Enter your mobile number or email address below and we'll send you a link to download the free Kindle App. Then you can start reading Kindle books on your smartphone, tablet, or computer - no Kindle device required.
To get the free app, enter your mobile phone number.
Other Sellers on Amazon
+ Free Shipping
+ $3.99 shipping
The Wisdom of Proverbs, Job & Ecclesiastes Paperback – November 21, 1985
|New from||Used from|
See the Best Books of 2017
Looking for something great to read? Browse our editors' picks for the best books of the year in fiction, nonfiction, mysteries, children's books, and much more.
Frequently bought together
Customers who bought this item also bought
About the Author
The works of Derek Kidner (MA, Christ's College, Cambridge) are full of the marks of both professor and pastor with his evenhanded scholarship as well as his devotional insight. These qualities have made his commentaries in the Tyndale Old Testament Commentary series and The Bible Speaks Today series some of the most beloved and popular of recent decades. Kidner had a long career in both the church and the academy in England. He studied at Cambridge University and then served in the ministry for several years before becoming a senior tutor at Oak Hill Theological College. Kidner began his writing career while serving as warden of Tyndale House in Cambridge from 1964 to 1978, publishing his ninth and final book, The Message of Jeremiah, in 1987.
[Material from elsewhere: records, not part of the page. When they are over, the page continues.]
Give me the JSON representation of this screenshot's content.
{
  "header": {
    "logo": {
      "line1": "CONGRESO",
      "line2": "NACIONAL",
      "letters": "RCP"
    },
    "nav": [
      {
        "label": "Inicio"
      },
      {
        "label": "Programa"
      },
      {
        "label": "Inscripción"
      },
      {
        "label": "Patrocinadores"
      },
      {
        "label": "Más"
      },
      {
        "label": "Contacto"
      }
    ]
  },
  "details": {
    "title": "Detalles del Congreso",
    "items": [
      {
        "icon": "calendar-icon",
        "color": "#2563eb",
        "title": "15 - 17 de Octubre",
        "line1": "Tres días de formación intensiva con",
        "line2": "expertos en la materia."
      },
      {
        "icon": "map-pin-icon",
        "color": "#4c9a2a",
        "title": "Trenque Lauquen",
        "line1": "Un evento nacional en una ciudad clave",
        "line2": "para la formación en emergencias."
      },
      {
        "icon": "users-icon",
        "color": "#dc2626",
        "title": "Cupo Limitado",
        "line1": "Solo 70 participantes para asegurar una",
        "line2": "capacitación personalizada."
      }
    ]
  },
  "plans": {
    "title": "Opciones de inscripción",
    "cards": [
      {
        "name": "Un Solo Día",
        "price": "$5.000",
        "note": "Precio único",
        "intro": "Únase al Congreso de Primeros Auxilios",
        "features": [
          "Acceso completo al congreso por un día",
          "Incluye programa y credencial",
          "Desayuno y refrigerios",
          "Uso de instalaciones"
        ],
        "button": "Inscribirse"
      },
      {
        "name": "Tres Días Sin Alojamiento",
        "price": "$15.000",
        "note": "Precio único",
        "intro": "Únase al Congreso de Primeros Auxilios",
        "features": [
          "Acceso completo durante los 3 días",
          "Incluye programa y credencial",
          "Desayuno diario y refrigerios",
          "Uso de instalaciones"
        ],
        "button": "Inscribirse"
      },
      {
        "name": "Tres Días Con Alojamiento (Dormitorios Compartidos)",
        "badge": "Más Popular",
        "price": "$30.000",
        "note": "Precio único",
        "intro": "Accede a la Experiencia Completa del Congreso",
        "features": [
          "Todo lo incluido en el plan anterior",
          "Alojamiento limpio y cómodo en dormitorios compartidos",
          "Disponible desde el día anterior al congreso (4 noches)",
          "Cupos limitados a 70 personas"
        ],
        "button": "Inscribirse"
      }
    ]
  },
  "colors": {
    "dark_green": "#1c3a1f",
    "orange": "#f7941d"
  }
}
Top customer reviews
There was a problem filtering reviews right now. Please try again later.
If you want to understand the theology behind individual verses in the Wisdom Books, I would recommend sticking to commentaries or study Bibles. But if you're curious about the literary form and historical reasons for style and structure, this is a great book to dive into. Kidner's style of writing is academic but very readable. I found myself enjoying his explanations, even when the historical references were a bit out of my range of knowledge.
The organization of the book was logical, especially if you consider Kidner's note in the Preface about the more scholarly chapters (3,5,7), which could easily be skipped in favor of reading the chapter "Voices in Counterpoint." What I personally found useful in my study was reading chapters 2 (historical background) and 3 (form criticism) simultaneously, as I went through Proverbs itself - for instance, reading the sections on Proverbs 1-9 in both chapters when I began reading Proverbs 1, reading the sections on Proverbs 10-22 in both chapters when I began reading Proverbs 10, and so on. Doing that allowed me to read Proverbs with fresh understanding for the way the original audience would have received it, and gave me a better feel for the overall structure and continuity of the book (ie, it's not just a bunch of truisms thrown on a page - there really is an overarching logic behind the progression of statements). The final chapter connecting each of the Wisdom Books to each other was rather insightful as well.
I chose not to read the entire book at this time, mainly focusing on only the chapters which discussed Proverbs. However, I found it an invaluable tool for better grasping the literary form and historical-cultural background of the book, and will likely return to it in the future to study the other sections as well.